Politics as a Dead End, Part One

When I see the same lesson reinforced by two unrelated stories, I have to wonder if the universe isn’t trying to tell me something.   It’s called “synchronicity.”  Two very different incidents, the BP oil spill and Rand Paul’s comments on discrimination by private businesses, clicked together in my mind as illustrations of the same principle.

First, in his reaction to the BP oil disaster, Paul Krugman comes very close — but not quite — to stating the libertarian argument against attempting libertarian reform through the state.  He begins by quoting the standard libertarian argument that the positive goals of the regulatory state could just as easily be achieved through tort law:  if there were a vigorous common law liability regime with no state-imposed limits on third-party liability, investors wouldn’t put money into enterprises without robust liability insurance.  And the insurance companies would have powerful economic incentives to impose strong inspection regimes on insured companies to make sure they didn’t, say, cut corners on safety measures to cut off oil flow in the event of a mishap on an offshore drilling platform.
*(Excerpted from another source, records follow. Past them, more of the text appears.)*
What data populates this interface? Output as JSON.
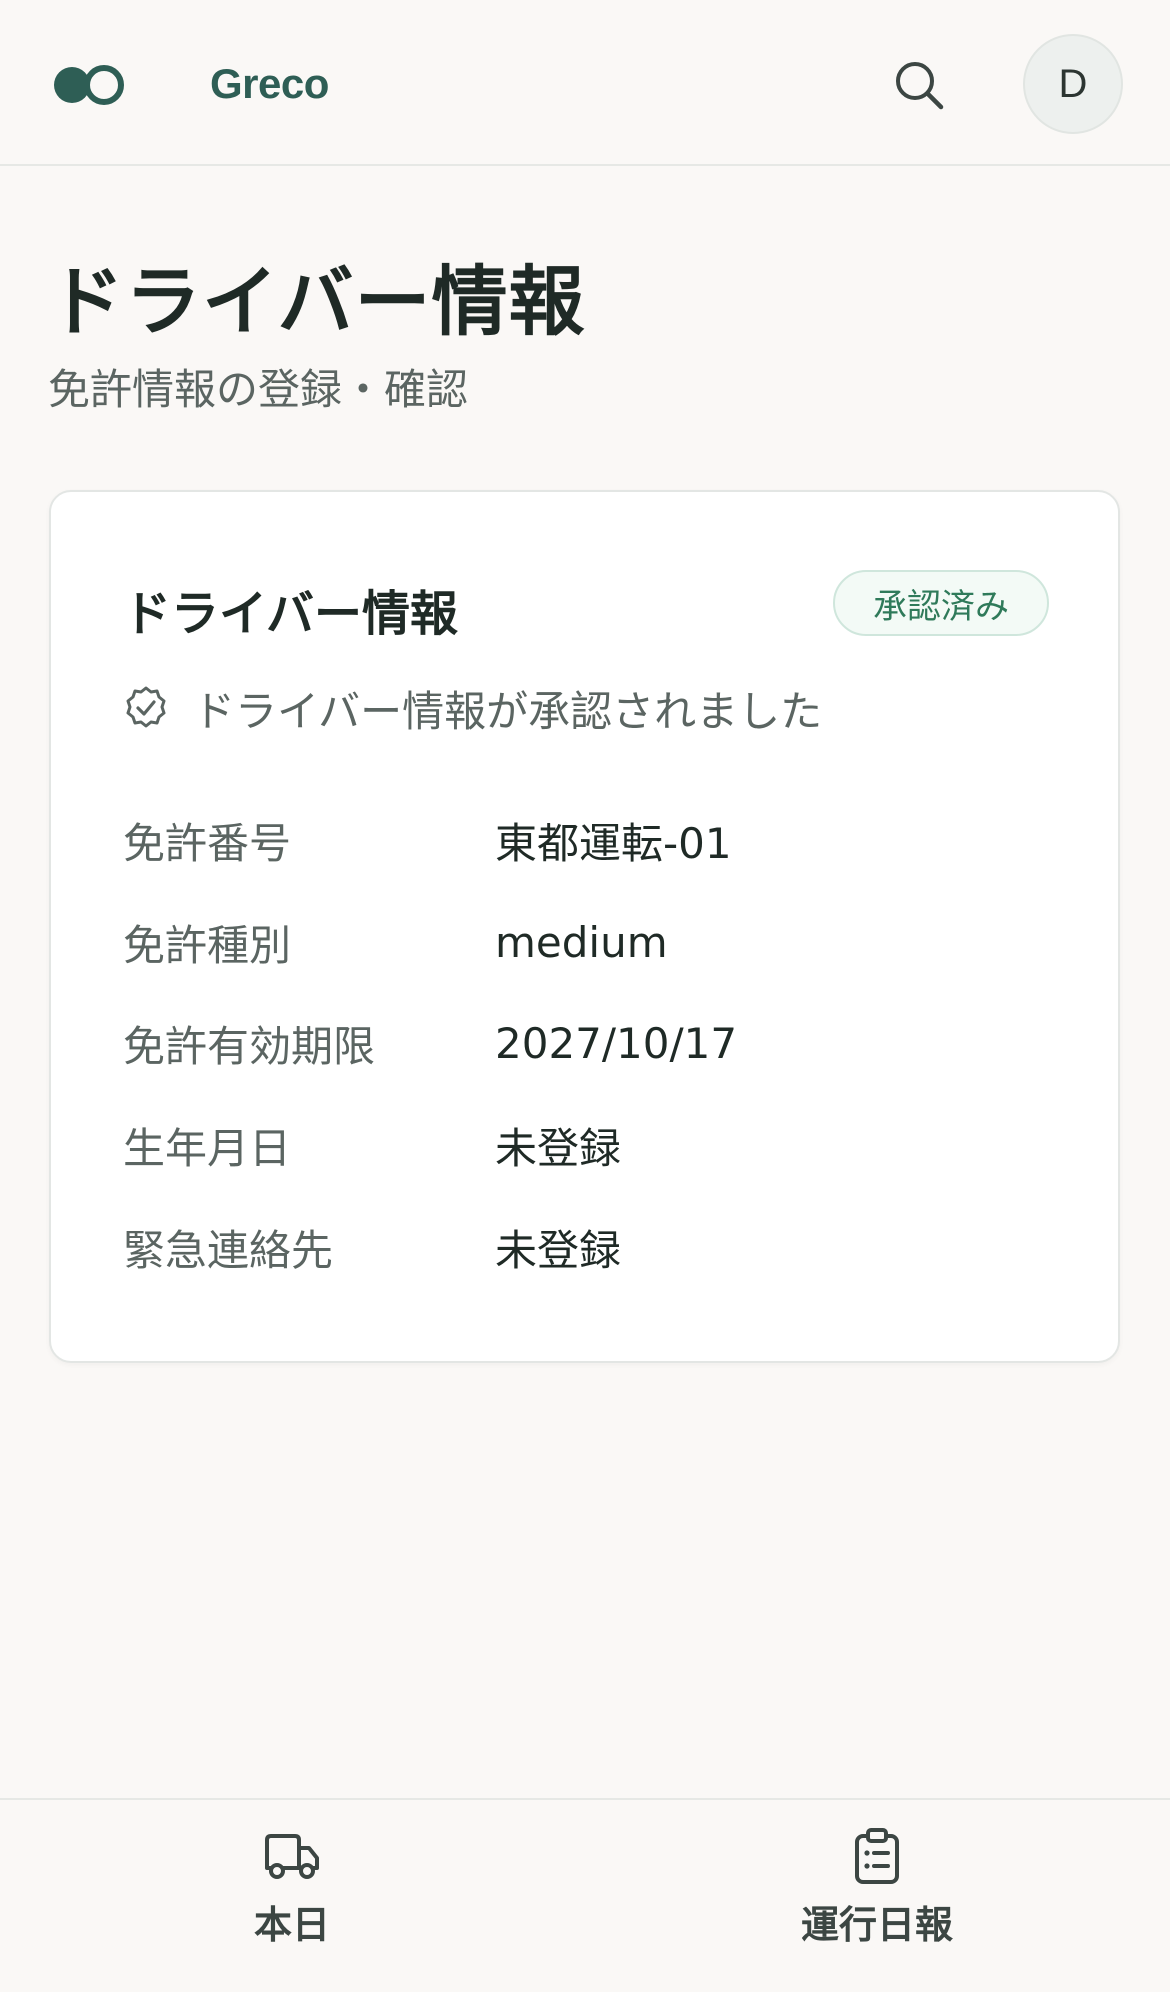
{
  "app": {
    "name": "Greco",
    "brand_color": "#2e5e55",
    "avatar_initial": "D"
  },
  "header": {
    "search_icon": "search-icon"
  },
  "page": {
    "title": "ドライバー情報",
    "subtitle": "免許情報の登録・確認"
  },
  "card": {
    "title": "ドライバー情報",
    "status_badge": "承認済み",
    "status_message": "ドライバー情報が承認されました",
    "status_icon": "verified-badge-icon",
    "fields": [
      {
        "label": "免許番号",
        "value": "東都運転-01"
      },
      {
        "label": "免許種別",
        "value": "medium"
      },
      {
        "label": "免許有効期限",
        "value": "2027/10/17"
      },
      {
        "label": "生年月日",
        "value": "未登録"
      },
      {
        "label": "緊急連絡先",
        "value": "未登録"
      }
    ]
  },
  "bottom_nav": {
    "items": [
      {
        "label": "本日",
        "icon": "truck-icon"
      },
      {
        "label": "運行日報",
        "icon": "clipboard-icon"
      }
    ]
  }
}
The problem, Krugman says, is that the state did cap liability, so this economic incentive doesn’t exist.  And captive politicians are now refusing to raise the liability cap, because it would impose such prohibitive costs that fewer people would be drilling for oil.  When a politically powerful industry is demonstrated to be incapable of making a profit without the government socializing its costs, you suddenly hear a lot of crickets chirping among those formerly vocal “free market” advocates on the Right.  And, Krugman argues, this is a telling argument against the free market agenda:  the prerequisites for a properly functioning free market regime are politically impossible.  Hence:  “If libertarianism requires incorruptible politicians to work, it’s not serious.”

But Krugman also misses something:  how is it that free market reforms like restoring vigorous tort liability are impracticable because they require incorruptible institutions, but the same critique doesn’t apply to reforms that require strenthening the regulatory state?  Are “progressive” regulations made by legislators from a different species than those who refuse to make the oil companies accountable for the harm they cause?  There’s a large body of literature suggesting they aren’t:  that regulations usually reflect, in large part, the interests of the regulated industry.

That general principle applies to some of the most popular regulations among “progressives”:   for example, the 1906 Meat Inspection Act.  As recounted in detail by Gabriel Kolko, in The Triumph of Conservatism, the primary political force behind that legislation was the big meatpackers.   And that same general pattern seems to prevail throughout the historical periods that “progressives” consider their Golden Age:  the regulatory state wasn’t something imposed on big business from outside, against its will, but rather the creation of the regulated industries themselves acting through THEIR state.

If Krugman’s point is that it’s politically impossible to create a just free market civil liability regime that holds corporate malefactors accountable, because the political pull of the affected industries prevents it, you’d think it would suggest some implications to Krugman about how the sausage is made in the regulatory system he prefers.

Krugman actually hits on the precise reason why attempting libertarian free market reforms through the state is an uphill struggle:  the state, by its very nature, is a tool to be used by corrupt interests, and they will always have the political advantage over those who attack them. Whatever effort we make to remove subsidies and protections from politically favored corporations, the final form of any legislation will reflect in large part the influence of those corporations on the legislative process.

For market anarchists, therefore, the way to achieve free market reform is to treat the state as irrelevant.  The most productive thing we can do is build the counter-institutions for an alternative society despite the state, while state capitalism dies from its own internal contradictions.

To be continued.

Anarchy and Democracy
Fighting Fascism
Markets Not Capitalism
The Anatomy of Escape
Organization Theory